*** Opening MATERIALS PROVIDED ***
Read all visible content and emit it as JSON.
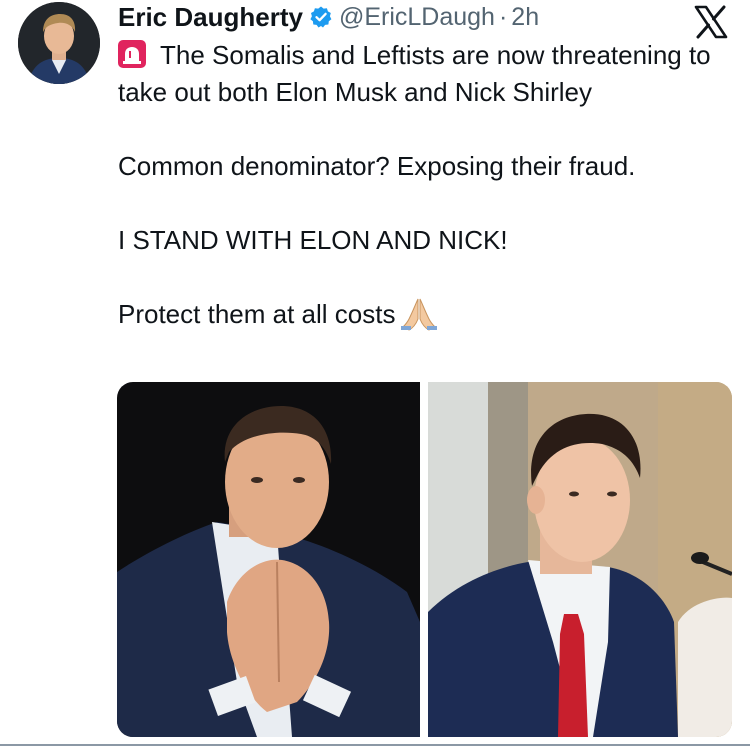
{
  "author": {
    "display_name": "Eric Daugherty",
    "handle": "@EricLDaugh",
    "separator": "·",
    "time": "2h",
    "verified": true,
    "avatar_icon": "profile-photo"
  },
  "platform_icon": "x-logo-icon",
  "tweet": {
    "line1": "The Somalis and Leftists are now threatening to take out both Elon Musk and Nick Shirley",
    "line2": "Common denominator? Exposing their fraud.",
    "line3": "I STAND WITH ELON AND NICK!",
    "line4": "Protect them at all costs",
    "leading_emoji": "rotating-light-icon",
    "trailing_emoji": "folded-hands-icon"
  },
  "colors": {
    "text": "#0f1419",
    "muted": "#536471",
    "verified_blue": "#1d9bf0",
    "alert_red": "#e0245e"
  }
}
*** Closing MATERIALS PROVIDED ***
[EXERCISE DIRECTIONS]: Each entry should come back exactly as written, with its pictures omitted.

[EXERCISE SOLUTION]:
Read all visible content and emit it as JSON.
{
  "author": {
    "display_name": "Eric Daugherty",
    "handle": "@EricLDaugh",
    "separator": "·",
    "time": "2h",
    "verified": true,
    "avatar_icon": "profile-photo"
  },
  "platform_icon": "x-logo-icon",
  "tweet": {
    "line1": "The Somalis and Leftists are now threatening to take out both Elon Musk and Nick Shirley",
    "line2": "Common denominator? Exposing their fraud.",
    "line3": "I STAND WITH ELON AND NICK!",
    "line4": "Protect them at all costs",
    "leading_emoji": "rotating-light-icon",
    "trailing_emoji": "folded-hands-icon"
  },
  "colors": {
    "text": "#0f1419",
    "muted": "#536471",
    "verified_blue": "#1d9bf0",
    "alert_red": "#e0245e"
  }
}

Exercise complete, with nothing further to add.